Approximately one-third of children with nonalcoholic fatty liver disease (NAFLD) who received placebo and standard-of-care lifestyle advice in the setting of clinical trials experienced progression to definite nonalcoholic steatohepatitis (NASH) or fibrosis as well as worsening glycemic control and weight gain within 2 years, according to the results of a study published in Gastroenterology.
The Treatment of NASH in Children (TONIC; ClinicalTrials.gov Identifier: NCT00063635) and the Cysteamine Bitartrate Delayed Release for the Treatment of NAFLD in Children (CyNCh; ClinicalTrials.gov Identifier: NCT01529268) trials enrolled children between 8 and 17 years of age (mean age, 13±3 years) who had biopsy-confirmed NAFLD. A total of 139 participants with NAFLD who received placebo and standard-of-care lifestyle advice were included in the study. Using regression analysis, the investigators compared histologic changes in clinical variables between baseline and up to 2 years.

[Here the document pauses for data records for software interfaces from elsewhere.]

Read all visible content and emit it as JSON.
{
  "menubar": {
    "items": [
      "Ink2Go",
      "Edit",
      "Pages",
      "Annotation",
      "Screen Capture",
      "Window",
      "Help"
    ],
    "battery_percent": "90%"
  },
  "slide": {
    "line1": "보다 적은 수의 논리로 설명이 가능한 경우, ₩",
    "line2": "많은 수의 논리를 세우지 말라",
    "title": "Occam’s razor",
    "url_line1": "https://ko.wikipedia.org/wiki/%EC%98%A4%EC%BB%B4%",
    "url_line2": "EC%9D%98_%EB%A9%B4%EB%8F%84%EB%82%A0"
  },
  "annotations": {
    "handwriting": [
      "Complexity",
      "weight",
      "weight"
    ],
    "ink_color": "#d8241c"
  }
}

Approximately 31% of children in the TONIC and CyNCh trials had definite NASH at time of enrollment. Borderline zone 1 NASH, borderline zone 3 NASH, and fatty liver without NASH were reported in 34%, 13%, and 21% of children, respectively. Borderline or definite NASH resolved in 29% of participants over a mean follow-up period of 1.6±0.4 years. In contrast, definite NASH developed in 18% of children with fatty liver or borderline NASH. Additionally, approximately 34% of children had improved fibrosis, whereas fibrosis worsened in 23% of children.
Progression to definite NASH or fibrosis was reported in 36% of children with baseline NAFL or borderline NASH. Approximately 11% of patients developed composite progression to definite NASH and progression to fibrosis. Improvement in fibrosis or NASH was noted in 52% of participants, whereas improvement in both conditions was reported in 20% of participants. Approximately 5% of the overall sample developed type 2 diabetes over the mean 1.6±0.4-year follow-up from baseline to end-of-treatment biopsy.
Factors associated with any progression to definite NASH and/or fibrosis included adolescent age (13-17 years vs 8-12 years: relative odds [RO], 2.86; 95% CI, 1.20-6.81; P =.02), higher waist circumference (RO, 1.48; 95% CI, 1.08-2.01; P =.01), levels of alanine aminotransferase (RO, 2.28; 95% CI, 1.10-4.70; P =.03) or aspartate aminotransferase (RO, 4.15; 95% CI, 1.08-16.02; P =.04), baseline total cholesterol (RO, 3.63; 95% CI, 1.11-11.91; P =.03) and low-density lipoprotein cholesterol (RO, 4.08; 95% CI, 1.00-16.68; P =.05), increasing level of alanine aminotransferase (RO, 2.31; 95% CI, 1.13-4.75; P =.02), and change in glycated hemoglobin (RO, 2.58; 95% CI, 1.05-6.30; P =.04).
Additionally, progression to definite NASH and/or fibrosis was associated with increasing level of gamma-glutamyl transferase (RO, 45.4; 95% CI, 2.59-797; P =.009) and development of type 2 diabetes (RO, 9.08; 95% CI, 1.80-45.72; P =.007). Increasing levels of gamma-glutamyl transferase were associated with reduced odds of any improvement (RO, 0.03; 95% CI, 0.002-0.29; P =.003).
A limitation of this study is the enrollment of children who received only placebo and standard-of-care lifestyle advice in the setting of clinical trials, which the investigators suggest limits their understanding as to whether the findings are applicable to the real-world setting.
Despite this limitation, the researchers believe this study indicates that “more effective interventions are needed for children who fail to respond to standard lifestyle advice.”
Disclosure: Several study authors declared affiliations with the pharmaceutical industry. Please see the original reference for a full list of authors’ disclosures.
Xanthakos SA, Lavine JE, Yates KP, et al; for the NASH Clinical Research Network. Progression of fatty liver disease in children receiving standard of care lifestyle advice. Gastroenterology. Published online July 23, 2020. doi:10.1053/j.gastro.2020.07.034